The 0 17085553 period obtained for P2 agrees with the early values reported by Struve et al. (1952), Walker (1952), and Fitch (1969). This value had been revised in all later publications where the authors adopted the new value of 0.17078d and assumed the old one to be a one year alias of this value. In our extended data set the 0 170856 period is the dominating period during all reduction steps of successive prewhitening. The value of 0 17077 we found as a slight additional contribution in one of the last steps of this procedure. The doublet finally adopted for P2 corresponds to a modulation period of 331d which is significantly different from the value of one year. A word of caution is appropriate, however. The window function (Fig. 1) has a complicated structure and there is also a peak corresponding to about 340 d, though with a smaller amplitude than the one-year alias. One should, therefore, still treat the 674/331-d modulation of the P2 and P3 oscillations with some reservation and perhaps to seek for other possible explanations. On the other hand, our tentative assumption that we deal with real modulation time scales is supported by the agreement of the value for P1 with the value obtained from the light variation, and for P2 by the fact that besides the P2 doublet the exact one-year alias of P2 can be observed in all periodograms.
We were not able to establish a self-consistent multiple frequency model for the line shape variations. Since we are limited to the high resolution data our time basis is too small to resolve frequencies small enough to give rise to modulation time scales of years or decades as it was observed for the RV variations. But we can put all periods into one scheme if we assume that the variations can be described by one fundamental frequency and its first harmonic. The three strongest contributions are near P1, P2, and P3 (Table 11). All three contributions are of comparable total strengths. The fundamental period dominates in the P2 variation, whereas the first harmonics dominate the P1 and P3 variations.

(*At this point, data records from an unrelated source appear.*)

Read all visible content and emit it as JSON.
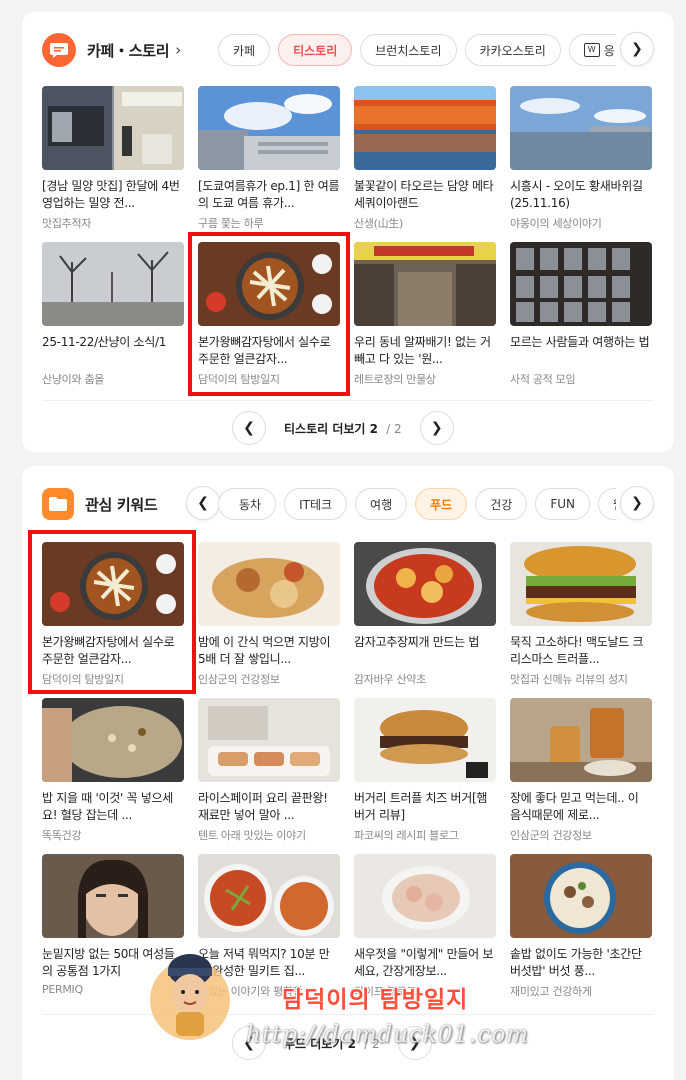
{
  "story_section": {
    "title": "카페・스토리",
    "tabs": [
      "카페",
      "티스토리",
      "브런치스토리",
      "카카오스토리",
      "응"
    ],
    "active_tab": 1,
    "items": [
      {
        "title": "[경남 밀양 맛집] 한달에 4번 영업하는 밀양 전...",
        "source": "맛집추적자"
      },
      {
        "title": "[도쿄여름휴가 ep.1] 한 여름의 도쿄 여름 휴가...",
        "source": "구름 쫓는 하루"
      },
      {
        "title": "불꽃같이 타오르는 담양 메타세쿼이아랜드",
        "source": "산생(山生)"
      },
      {
        "title": "시흥시 - 오이도 황새바위길 (25.11.16)",
        "source": "야옹이의 세상이야기"
      },
      {
        "title": "25-11-22/산냥이 소식/1",
        "source": "산냥이와 춤을"
      },
      {
        "title": "본가왕뼈감자탕에서 실수로 주문한 얼큰감자...",
        "source": "담덕이의 탐방일지"
      },
      {
        "title": "우리 동네 알짜배기! 없는 거 빼고 다 있는 '원...",
        "source": "레트로장의 만물상"
      },
      {
        "title": "모르는 사람들과 여행하는 법",
        "source": "사적 공적 모임"
      }
    ],
    "more_label": "티스토리 더보기",
    "page_current": "2",
    "page_total": "/ 2"
  },
  "keyword_section": {
    "title": "관심 키워드",
    "tabs": [
      "동차",
      "IT테크",
      "여행",
      "푸드",
      "건강",
      "FUN",
      "웹툰"
    ],
    "active_tab": 3,
    "items": [
      {
        "title": "본가왕뼈감자탕에서 실수로 주문한 얼큰감자...",
        "source": "담덕이의 탐방일지"
      },
      {
        "title": "밤에 이 간식 먹으면 지방이 5배 더 잘 쌓입니...",
        "source": "인삼군의 건강정보"
      },
      {
        "title": "감자고추장찌개 만드는 법",
        "source": "감자바우 산약초"
      },
      {
        "title": "묵직 고소하다! 맥도날드 크리스마스 트러플...",
        "source": "맛집과 신메뉴 리뷰의 성지"
      },
      {
        "title": "밥 지을 때 '이것' 꼭 넣으세요! 혈당 잡는데 ...",
        "source": "똑똑건강"
      },
      {
        "title": "라이스페이퍼 요리 끝판왕! 재료만 넣어 말아 ...",
        "source": "텐트 아래 맛있는 이야기"
      },
      {
        "title": "버거리 트러플 치즈 버거[햄버거 리뷰]",
        "source": "파코씨의 레시피 블로그"
      },
      {
        "title": "장에 좋다 믿고 먹는데.. 이 음식때문에 제로...",
        "source": "인삼군의 건강정보"
      },
      {
        "title": "눈밑지방 없는 50대 여성들의 공통점 1가지",
        "source": "PERMIQ"
      },
      {
        "title": "오늘 저녁 뭐먹지? 10분 만에 완성한 밀키트 집...",
        "source": "맛있는 이야기와 평화한"
      },
      {
        "title": "새우젓을 \"이렇게\" 만들어 보세요, 간장게장보...",
        "source": "라이프 블로그"
      },
      {
        "title": "솥밥 없이도 가능한 '초간단 버섯밥' 버섯 풍...",
        "source": "재미있고 건강하게"
      }
    ],
    "more_label": "푸드 더보기",
    "page_current": "2",
    "page_total": "/ 2"
  },
  "watermark": {
    "title": "담덕이의 탐방일지",
    "url": "http://damduck01.com"
  },
  "colors": {
    "highlight": "#ee1111",
    "accent_red": "#f05050",
    "accent_orange": "#ff7a00"
  }
}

The observed line profile variations show a behaviour which is typical for low degree lmodes of nonradial pulsations: an anti-phase variation of line depth and line width preserving the equivalent width of the lines. There are different methods of mode identification based on line profile and RV analysis (Balona 1999). In general the identification of nrp-modes is much easier done by an analysis of line profile moments (Aerts et al. 1992; Aerts 1996) as by an investigation of the line variation in terms of line widths and depths. Results of this line moments analysis will be presented in a forthcomimg paper as well as the results of an analysis of the light variations of ENLac. By the light curve analysis of the eclipsing binary we will be able to set narrow limits for the physical parameters of ENLac and its secondary. By combining the results with the results of mode identification we should be able to give a physical explanation of most of the RV and line profile variations found and described here.
The authors are indebted to the referee, Guillermo Torres, for his comments which helped to improve the paper and for the careful proofreading of the manuscript. Research of P.Har. was partly supported by grants A3003805 of the Granting Agency of the Academy of Sciences of the Czech Republic and M402: Program KONTAKT of the Ministry of Education of the Czech Republic, and in final stages from the research plan J13/98: 113200004.